> [Exercise instructions]: Below is a listing to copy exactly; no image goes into the copy.

> [Records to process]:
○ ○ ○ ○ ○
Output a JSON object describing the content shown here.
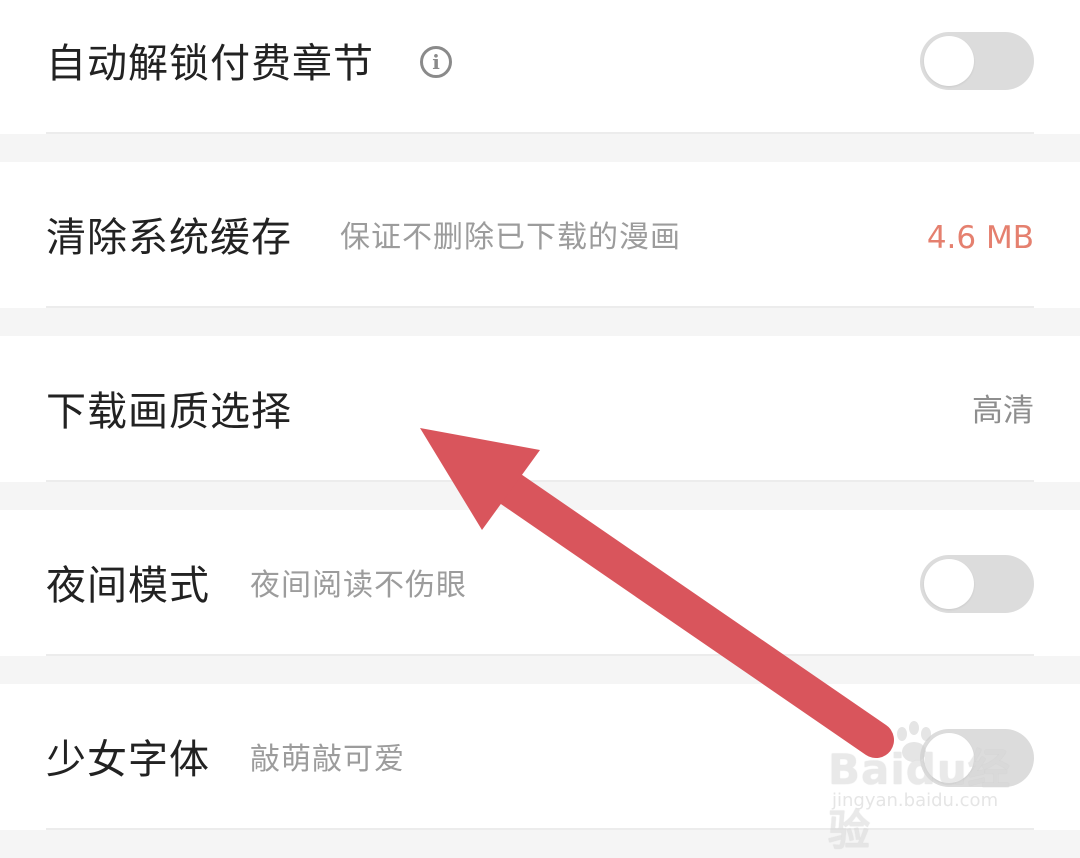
{
  "settings": {
    "auto_unlock": {
      "title": "自动解锁付费章节",
      "info_icon": "i",
      "toggle_on": false
    },
    "clear_cache": {
      "title": "清除系统缓存",
      "subtitle": "保证不删除已下载的漫画",
      "value": "4.6 MB",
      "value_color": "#e5806f"
    },
    "download_quality": {
      "title": "下载画质选择",
      "value": "高清"
    },
    "night_mode": {
      "title": "夜间模式",
      "subtitle": "夜间阅读不伤眼",
      "toggle_on": false
    },
    "girl_font": {
      "title": "少女字体",
      "subtitle": "敲萌敲可爱",
      "toggle_on": false
    }
  },
  "overlay": {
    "arrow_color": "#d9555c"
  },
  "watermark": {
    "brand": "Baidu",
    "brand_suffix": "经验",
    "url": "jingyan.baidu.com"
  },
  "colors": {
    "toggle_off": "#dcdcdc",
    "page_bg": "#f5f5f5"
  }
}
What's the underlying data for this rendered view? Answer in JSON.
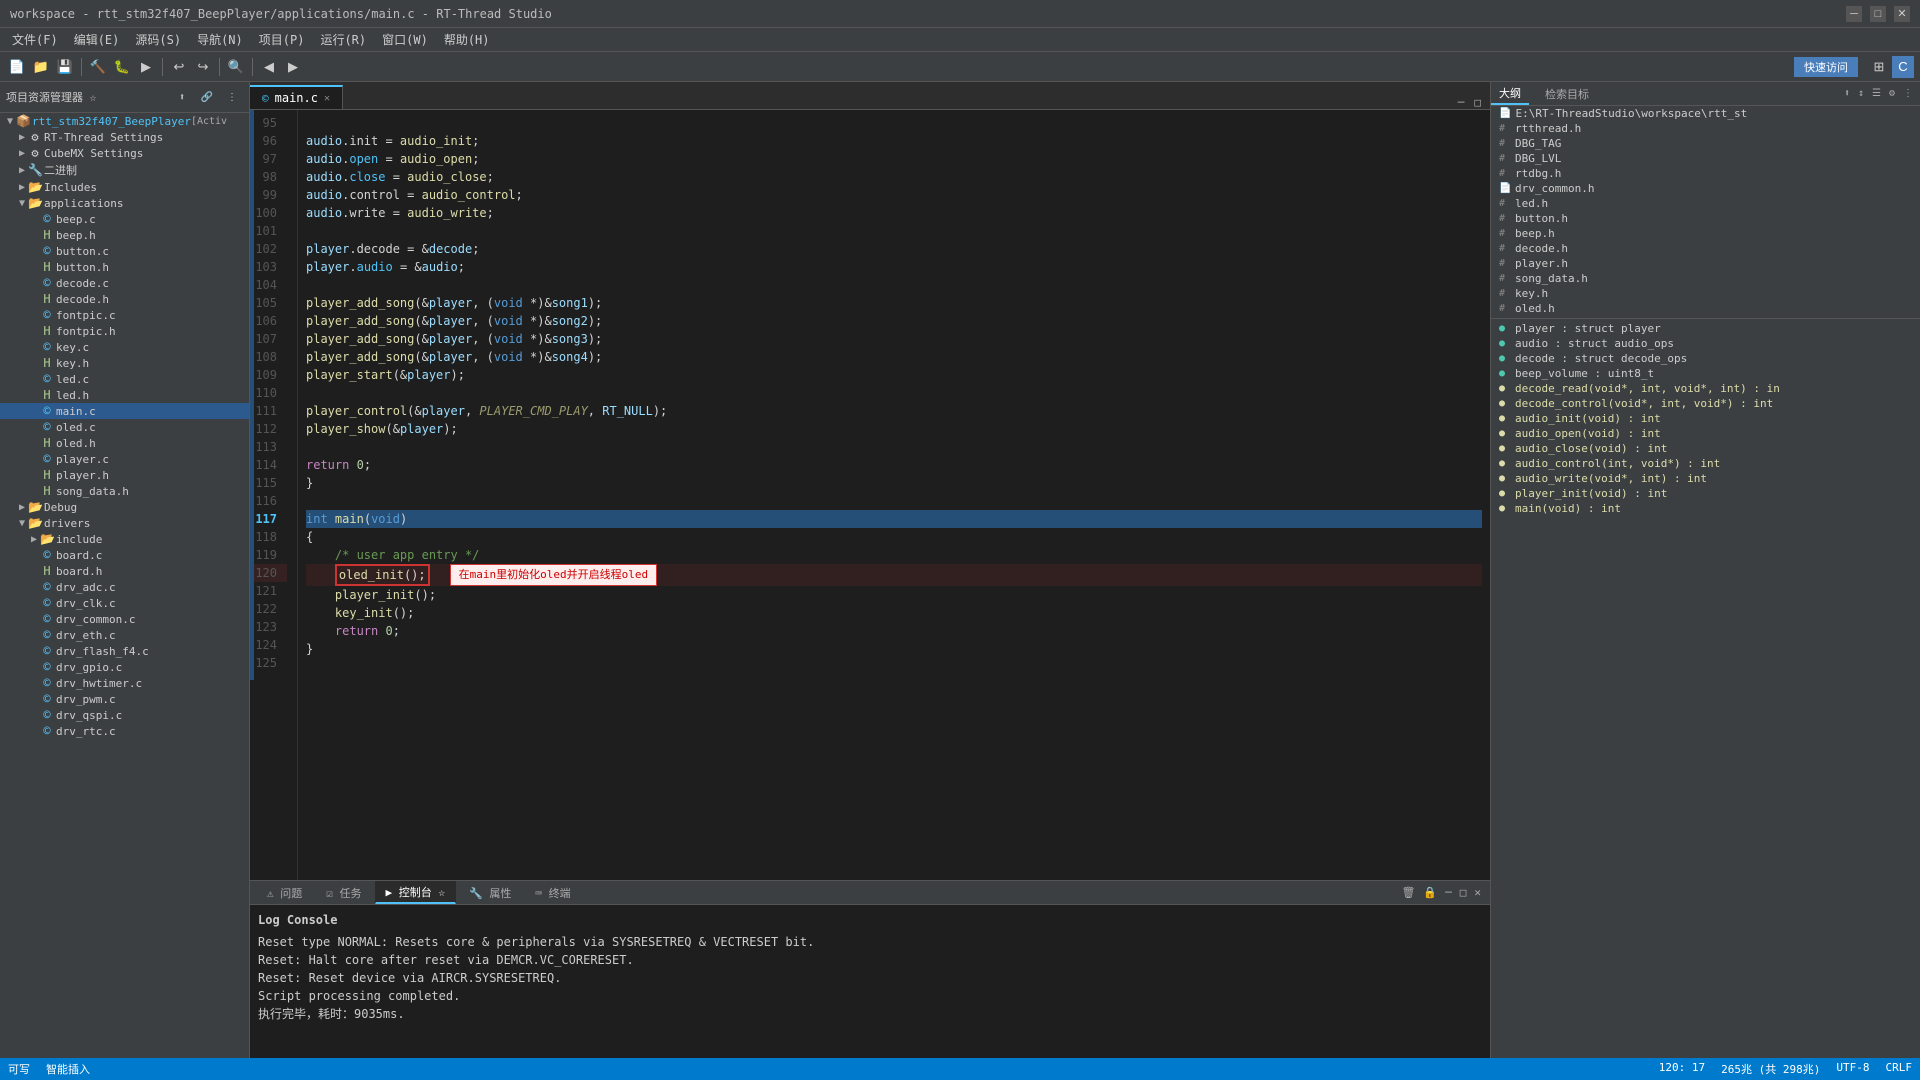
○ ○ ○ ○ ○
> [Task solution]:
Output a JSON object describing the content shown here.
{
  "settings": {
    "auto_unlock": {
      "title": "自动解锁付费章节",
      "info_icon": "i",
      "toggle_on": false
    },
    "clear_cache": {
      "title": "清除系统缓存",
      "subtitle": "保证不删除已下载的漫画",
      "value": "4.6 MB",
      "value_color": "#e5806f"
    },
    "download_quality": {
      "title": "下载画质选择",
      "value": "高清"
    },
    "night_mode": {
      "title": "夜间模式",
      "subtitle": "夜间阅读不伤眼",
      "toggle_on": false
    },
    "girl_font": {
      "title": "少女字体",
      "subtitle": "敲萌敲可爱",
      "toggle_on": false
    }
  },
  "overlay": {
    "arrow_color": "#d9555c"
  },
  "watermark": {
    "brand": "Baidu",
    "brand_suffix": "经验",
    "url": "jingyan.baidu.com"
  },
  "colors": {
    "toggle_off": "#dcdcdc",
    "page_bg": "#f5f5f5"
  }
}
What's the underlying data for this rendered view? Answer in JSON.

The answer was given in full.